LOS ANGELES — Even with the first significant storm in nearly two months dropping snow on the Sierra Nevada, Thursday’s mountain snowpack measurements were the lowest for the date in more than a half-century of record keeping.
At 12 percent of average for this time of year, the dismal statewide snowpack underscored the severity of a drought that is threatening community water supplies and leaving farm fields in many parts of California barren.
As snow survey crews worked, Gov. Jerry Brown met with Southern California water leaders as part of a series of drought meetings he is holding around the state.
“Every day this drought goes on, we’re going to have to tighten the screws on what people are doing,” Brown said in brief remarks before the private meeting with regional water managers at the downtown Los Angeles headquarters of the Metropolitan Water District of Southern California.
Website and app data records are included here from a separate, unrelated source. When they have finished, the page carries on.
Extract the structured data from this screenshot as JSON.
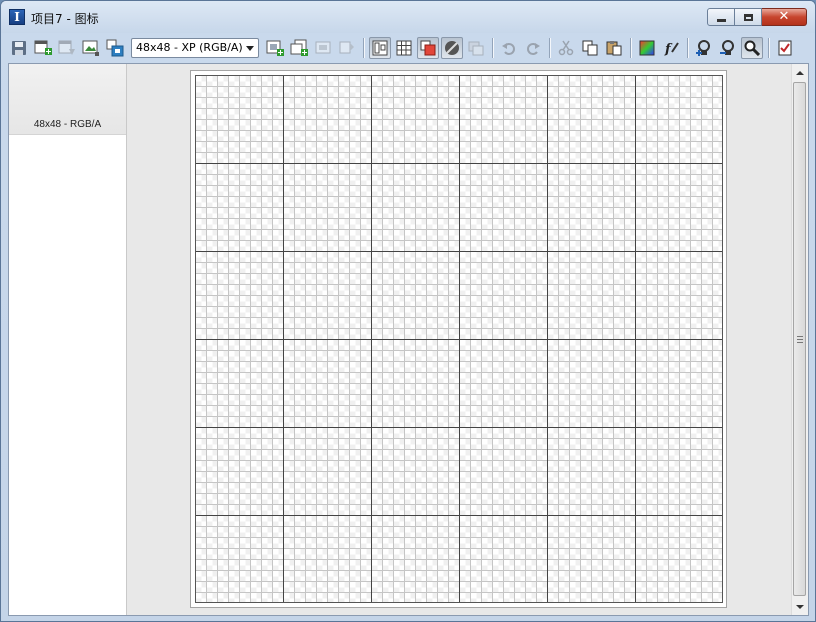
{
  "window": {
    "app_icon_glyph": "I",
    "title": "项目7 - 图标",
    "min_icon": "minimize-icon",
    "max_icon": "maximize-icon",
    "close_icon": "close-icon",
    "close_glyph": "✕"
  },
  "toolbar": {
    "format_combo": {
      "value": "48x48 - XP (RGB/A)"
    },
    "buttons": [
      {
        "name": "save-icon"
      },
      {
        "name": "new-image-icon"
      },
      {
        "name": "delete-image-icon",
        "disabled": true
      },
      {
        "name": "import-image-icon"
      },
      {
        "name": "export-image-icon"
      },
      {
        "name": "add-format-icon"
      },
      {
        "name": "add-multiple-formats-icon"
      },
      {
        "name": "remove-format-icon",
        "disabled": true
      },
      {
        "name": "format-properties-icon",
        "disabled": true
      },
      {
        "name": "view-preview-icon",
        "pressed": true
      },
      {
        "name": "pixel-grid-icon"
      },
      {
        "name": "background-color-icon",
        "pressed": true
      },
      {
        "name": "transparency-icon",
        "pressed": true
      },
      {
        "name": "mask-icon",
        "disabled": true
      },
      {
        "name": "undo-icon",
        "disabled": true
      },
      {
        "name": "redo-icon",
        "disabled": true
      },
      {
        "name": "cut-icon",
        "disabled": true
      },
      {
        "name": "copy-icon"
      },
      {
        "name": "paste-icon"
      },
      {
        "name": "color-palette-icon"
      },
      {
        "name": "filter-icon"
      },
      {
        "name": "zoom-in-icon"
      },
      {
        "name": "zoom-out-icon"
      },
      {
        "name": "zoom-tool-icon",
        "pressed": true
      },
      {
        "name": "test-icon-check"
      }
    ]
  },
  "formats_panel": {
    "items": [
      {
        "label": "48x48 - RGB/A",
        "selected": true
      }
    ]
  },
  "colors": {
    "accent_close": "#c7452e",
    "titlebar": "#dde8f5"
  }
}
Brown earlier this month declared a state drought emergency and called on all Californians to cut water use by 20 percent. “Make no mistake,” he said Thursday. “This drought is a big wake-up call and a reminder that we do depend on natural systems. It’s not just going to the store.”